The Surefire Way To Wipe Out Termites In A Pinch

Dealing with termites? It's a hassle. You've likely heard about using boric acid to kill them. This stuff has been around for ages, helping folks tackle not just termites but a bunch of other pests. So how does it work? Well, it disturbs the termites' ability to process food. Whether they walk through boric acid or eat it, they can't get the nutrients they need, leading to their eventual starvation. But there's a big "but" here. For boric acid to work its magic effectively, it needs to reach a large number of these critters across the colony. Just targeting a few areas around your home isn't enough. You need broad coverage, especially if you're dealing with a large infestation. And remember, boric acid is toxic if ingested, so it's not something you want to use carelessly, especially around kids and pets.

But let's be clear: Getting rid of termites isn't usually a one-and-done kind of deal. It means really getting to know them — understanding how they live, breed, and build their colonies. It's also about setting up a solid defense, keeping an eye out for signs of them, and sometimes, calling in the pros for backup. These strategies aren't just trivia; with a better understanding of their habits, you can make smarter moves to protect your home. So, while boric acid can be part of your strategy against termites, it's not the whole game — often, it's just the starting point.

The complex world of termites: breeding habits and colony structure

Termites are fascinating, in a way. They aren't your typical household pests; they're super organized and really good at playing hide and seek. They live in complex, structured colonies where each one has a role. There are the workers who are out and about gathering food. There are the soldiers protecting the colony. Then there's the queen who's essentially the heart of the whole operation, laying thousands of eggs to ensure the future of the colony. Their breeding habits are intense. The queen can lay eggs continuously, and with each one, the colony grows stronger and more resilient. This rapid growth makes termites not just a nuisance but a formidable force to reckon with in your home.

And then there's the way they hide. Termites aren't the type to lounge around where you can see them. They prefer the hidden life, creating nests that are out of sight, often underground or deep within the wooden structures of your house. This sneakiness is what makes them particularly challenging to target. You might not even know they're there until they do considerable damage. Because of their secretive nature and the structure of their colonies, reaching them where it hurts isn't straightforward. It's not just about laying down some boric acid and calling it a day. These pests require a more calculated approach using baits, which considers their breeding and hiding habits to effectively disrupt their lifecycle and protect your home from their destructive tendencies.

Integrating boric acid with termite baits for comprehensive control

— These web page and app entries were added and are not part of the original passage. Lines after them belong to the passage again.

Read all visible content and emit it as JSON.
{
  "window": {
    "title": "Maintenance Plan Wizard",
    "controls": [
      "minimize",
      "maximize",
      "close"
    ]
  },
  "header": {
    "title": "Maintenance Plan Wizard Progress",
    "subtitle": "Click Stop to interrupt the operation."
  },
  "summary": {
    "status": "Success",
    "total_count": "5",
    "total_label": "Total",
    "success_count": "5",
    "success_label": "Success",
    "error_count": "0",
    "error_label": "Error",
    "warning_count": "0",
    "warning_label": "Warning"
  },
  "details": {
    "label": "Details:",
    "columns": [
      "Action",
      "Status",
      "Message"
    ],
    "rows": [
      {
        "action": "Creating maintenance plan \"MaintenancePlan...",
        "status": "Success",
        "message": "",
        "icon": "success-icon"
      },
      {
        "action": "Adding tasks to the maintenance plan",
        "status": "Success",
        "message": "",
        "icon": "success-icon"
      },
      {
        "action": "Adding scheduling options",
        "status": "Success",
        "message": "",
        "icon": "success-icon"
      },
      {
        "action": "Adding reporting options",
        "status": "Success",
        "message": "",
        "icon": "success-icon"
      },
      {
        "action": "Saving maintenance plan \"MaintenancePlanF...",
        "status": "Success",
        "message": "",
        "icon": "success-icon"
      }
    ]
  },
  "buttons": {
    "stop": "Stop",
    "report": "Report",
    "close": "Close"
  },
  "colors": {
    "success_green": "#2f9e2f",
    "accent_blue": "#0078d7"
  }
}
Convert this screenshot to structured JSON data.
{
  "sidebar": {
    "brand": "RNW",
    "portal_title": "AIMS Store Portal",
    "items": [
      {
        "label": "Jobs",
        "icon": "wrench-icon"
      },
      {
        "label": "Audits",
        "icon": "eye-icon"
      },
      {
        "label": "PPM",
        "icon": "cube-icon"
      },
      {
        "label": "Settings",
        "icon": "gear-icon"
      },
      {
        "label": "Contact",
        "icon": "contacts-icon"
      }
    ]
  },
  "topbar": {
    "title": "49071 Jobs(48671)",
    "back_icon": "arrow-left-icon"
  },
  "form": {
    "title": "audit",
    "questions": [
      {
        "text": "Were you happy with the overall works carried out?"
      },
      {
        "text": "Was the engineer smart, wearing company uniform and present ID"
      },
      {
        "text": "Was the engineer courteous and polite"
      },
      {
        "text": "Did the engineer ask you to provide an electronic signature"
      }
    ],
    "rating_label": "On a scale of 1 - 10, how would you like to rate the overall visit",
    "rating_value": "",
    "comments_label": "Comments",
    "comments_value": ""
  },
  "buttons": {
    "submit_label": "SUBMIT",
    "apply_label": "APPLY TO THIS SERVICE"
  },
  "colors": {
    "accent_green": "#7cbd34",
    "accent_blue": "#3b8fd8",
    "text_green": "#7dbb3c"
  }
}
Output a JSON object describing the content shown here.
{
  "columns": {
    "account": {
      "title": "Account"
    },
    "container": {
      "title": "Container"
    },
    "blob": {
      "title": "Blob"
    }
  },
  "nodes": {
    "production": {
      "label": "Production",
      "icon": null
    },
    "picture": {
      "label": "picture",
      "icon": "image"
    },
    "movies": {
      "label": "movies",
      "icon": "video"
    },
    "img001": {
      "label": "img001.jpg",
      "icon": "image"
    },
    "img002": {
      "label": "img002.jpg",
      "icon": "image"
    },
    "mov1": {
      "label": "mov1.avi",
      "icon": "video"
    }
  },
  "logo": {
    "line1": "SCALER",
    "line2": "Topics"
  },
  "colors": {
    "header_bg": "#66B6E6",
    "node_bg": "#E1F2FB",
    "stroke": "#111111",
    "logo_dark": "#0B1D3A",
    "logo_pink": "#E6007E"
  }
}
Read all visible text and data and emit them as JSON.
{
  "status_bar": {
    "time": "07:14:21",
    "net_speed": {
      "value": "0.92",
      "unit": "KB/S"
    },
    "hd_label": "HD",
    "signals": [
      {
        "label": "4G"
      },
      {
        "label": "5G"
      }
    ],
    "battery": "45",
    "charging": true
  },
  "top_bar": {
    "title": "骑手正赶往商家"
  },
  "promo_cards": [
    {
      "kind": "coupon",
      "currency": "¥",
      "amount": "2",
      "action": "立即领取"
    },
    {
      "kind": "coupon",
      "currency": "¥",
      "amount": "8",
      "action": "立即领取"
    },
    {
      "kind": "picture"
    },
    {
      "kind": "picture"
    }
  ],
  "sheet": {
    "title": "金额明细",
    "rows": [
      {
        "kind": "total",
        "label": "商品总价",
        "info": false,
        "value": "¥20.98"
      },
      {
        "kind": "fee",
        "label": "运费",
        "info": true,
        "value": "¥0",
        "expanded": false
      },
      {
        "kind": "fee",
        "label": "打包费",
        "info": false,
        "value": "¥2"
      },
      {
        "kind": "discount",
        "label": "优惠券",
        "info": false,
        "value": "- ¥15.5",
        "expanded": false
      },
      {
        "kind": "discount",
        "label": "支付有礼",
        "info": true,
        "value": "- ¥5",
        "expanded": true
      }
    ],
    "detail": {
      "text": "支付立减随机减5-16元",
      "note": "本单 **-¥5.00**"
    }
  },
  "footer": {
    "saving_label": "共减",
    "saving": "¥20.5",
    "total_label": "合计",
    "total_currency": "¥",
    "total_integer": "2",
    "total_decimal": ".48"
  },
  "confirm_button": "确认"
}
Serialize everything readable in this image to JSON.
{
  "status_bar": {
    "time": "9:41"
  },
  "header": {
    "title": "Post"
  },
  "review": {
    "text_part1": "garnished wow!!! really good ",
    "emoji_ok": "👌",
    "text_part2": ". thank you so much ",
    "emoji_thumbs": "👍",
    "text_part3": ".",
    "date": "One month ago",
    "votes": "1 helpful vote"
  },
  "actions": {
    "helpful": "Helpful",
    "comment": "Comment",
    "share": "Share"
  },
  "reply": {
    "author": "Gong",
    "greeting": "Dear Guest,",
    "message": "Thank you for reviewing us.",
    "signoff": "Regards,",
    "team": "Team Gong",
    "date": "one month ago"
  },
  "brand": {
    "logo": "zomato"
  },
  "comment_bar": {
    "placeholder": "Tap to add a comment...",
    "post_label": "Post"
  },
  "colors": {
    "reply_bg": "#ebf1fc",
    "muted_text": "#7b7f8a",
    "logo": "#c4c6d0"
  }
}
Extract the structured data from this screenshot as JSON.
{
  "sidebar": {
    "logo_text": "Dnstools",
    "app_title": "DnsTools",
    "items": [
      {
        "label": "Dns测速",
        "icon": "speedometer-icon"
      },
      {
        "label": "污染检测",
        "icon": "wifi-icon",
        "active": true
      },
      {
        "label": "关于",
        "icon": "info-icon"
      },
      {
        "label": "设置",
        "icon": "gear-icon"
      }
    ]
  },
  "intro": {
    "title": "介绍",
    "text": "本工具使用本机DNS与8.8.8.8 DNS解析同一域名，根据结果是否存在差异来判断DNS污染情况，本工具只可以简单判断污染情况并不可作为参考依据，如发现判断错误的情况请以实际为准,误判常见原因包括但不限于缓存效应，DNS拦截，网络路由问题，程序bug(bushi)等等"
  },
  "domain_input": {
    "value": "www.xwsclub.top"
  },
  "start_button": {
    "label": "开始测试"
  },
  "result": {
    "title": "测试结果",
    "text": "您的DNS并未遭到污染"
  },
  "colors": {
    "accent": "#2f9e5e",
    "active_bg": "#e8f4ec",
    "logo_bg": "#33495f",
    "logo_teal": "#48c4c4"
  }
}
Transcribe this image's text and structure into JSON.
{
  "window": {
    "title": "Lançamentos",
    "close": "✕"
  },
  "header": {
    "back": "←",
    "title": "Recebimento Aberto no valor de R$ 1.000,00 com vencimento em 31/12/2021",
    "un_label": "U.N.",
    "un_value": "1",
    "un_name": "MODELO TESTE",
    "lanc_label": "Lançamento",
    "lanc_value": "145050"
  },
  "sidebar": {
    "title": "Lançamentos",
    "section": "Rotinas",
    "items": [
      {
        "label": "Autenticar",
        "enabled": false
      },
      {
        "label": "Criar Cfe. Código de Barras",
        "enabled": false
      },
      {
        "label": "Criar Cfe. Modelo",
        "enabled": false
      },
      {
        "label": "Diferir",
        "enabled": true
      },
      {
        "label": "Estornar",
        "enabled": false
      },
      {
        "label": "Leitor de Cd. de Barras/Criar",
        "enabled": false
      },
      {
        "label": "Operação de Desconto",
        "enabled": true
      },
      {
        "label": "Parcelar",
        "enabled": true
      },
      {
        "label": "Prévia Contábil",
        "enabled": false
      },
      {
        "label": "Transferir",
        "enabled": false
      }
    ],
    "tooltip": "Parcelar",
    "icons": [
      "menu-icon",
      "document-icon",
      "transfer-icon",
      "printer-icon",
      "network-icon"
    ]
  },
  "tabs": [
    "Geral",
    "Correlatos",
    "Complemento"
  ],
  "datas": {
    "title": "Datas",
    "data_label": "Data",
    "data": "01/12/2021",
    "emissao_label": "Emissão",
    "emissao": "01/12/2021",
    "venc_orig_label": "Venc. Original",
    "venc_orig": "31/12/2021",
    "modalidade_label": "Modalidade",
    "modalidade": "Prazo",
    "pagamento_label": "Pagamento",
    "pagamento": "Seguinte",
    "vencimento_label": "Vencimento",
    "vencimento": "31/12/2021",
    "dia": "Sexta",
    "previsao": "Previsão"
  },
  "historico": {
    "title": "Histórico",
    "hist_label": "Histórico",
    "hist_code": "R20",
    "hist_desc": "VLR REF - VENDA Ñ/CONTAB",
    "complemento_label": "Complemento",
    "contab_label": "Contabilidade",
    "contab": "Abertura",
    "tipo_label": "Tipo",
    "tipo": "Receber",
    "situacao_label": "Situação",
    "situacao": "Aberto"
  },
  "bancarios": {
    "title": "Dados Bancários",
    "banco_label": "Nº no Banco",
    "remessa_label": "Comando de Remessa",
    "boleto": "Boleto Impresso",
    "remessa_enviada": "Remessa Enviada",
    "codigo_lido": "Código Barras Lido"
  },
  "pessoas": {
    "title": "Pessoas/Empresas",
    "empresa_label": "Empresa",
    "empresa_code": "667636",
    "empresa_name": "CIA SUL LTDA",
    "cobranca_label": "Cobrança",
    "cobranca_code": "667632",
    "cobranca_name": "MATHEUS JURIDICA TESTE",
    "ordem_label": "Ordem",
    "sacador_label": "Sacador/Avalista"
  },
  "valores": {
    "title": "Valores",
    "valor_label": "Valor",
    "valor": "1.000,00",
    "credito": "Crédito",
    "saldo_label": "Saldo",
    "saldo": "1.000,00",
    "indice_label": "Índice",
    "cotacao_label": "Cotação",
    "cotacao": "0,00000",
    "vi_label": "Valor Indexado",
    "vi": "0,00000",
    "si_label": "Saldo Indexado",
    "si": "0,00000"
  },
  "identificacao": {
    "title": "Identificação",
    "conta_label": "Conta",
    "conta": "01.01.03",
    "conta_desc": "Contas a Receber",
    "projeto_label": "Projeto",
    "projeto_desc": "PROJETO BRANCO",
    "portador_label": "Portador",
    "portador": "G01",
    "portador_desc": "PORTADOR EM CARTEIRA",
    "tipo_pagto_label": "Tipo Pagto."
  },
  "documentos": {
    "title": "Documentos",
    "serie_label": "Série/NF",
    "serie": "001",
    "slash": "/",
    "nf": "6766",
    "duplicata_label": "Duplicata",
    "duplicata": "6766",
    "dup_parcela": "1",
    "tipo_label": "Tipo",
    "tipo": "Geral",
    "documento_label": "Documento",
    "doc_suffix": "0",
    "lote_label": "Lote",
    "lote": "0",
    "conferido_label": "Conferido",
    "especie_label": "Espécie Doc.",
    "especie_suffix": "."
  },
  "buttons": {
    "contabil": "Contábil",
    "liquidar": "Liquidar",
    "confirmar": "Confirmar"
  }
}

Mixing boric acid with termite baits is like hitting two birds with one stone. Think of termite baits as the ultimate temptation, pulling these sneaky pests out from where they hide. These baits have a killer ingredient that termites can't resist, but it works slowly, giving them plenty of time to take it back home to the rest of the colony. You'll find baits that go into the ground around your home or others that sit above the ground where you've seen termites hanging out. The idea is to mess with their normal eating and growing routines, putting a stop to their colony's growth. Adding boric acid to the mix steps up your game. Spraying boric acid around entry points or where termites feed acts like a first defense line — it either kills the termites on contact or makes them want to stay away. While you're doing that, the bait stations are busy attracting and taking out the rest of the termite crew, even the ones that didn't get a direct hit from the boric acid.

But here's the real talk: Handling termites on your own might not always cut it. If you're dealing with a big infestation or if your first try doesn't knock them out, it might be time to hire a pest control expert. They have the heavy-duty stuff — stronger treatments and gear that can go where DIY options can't.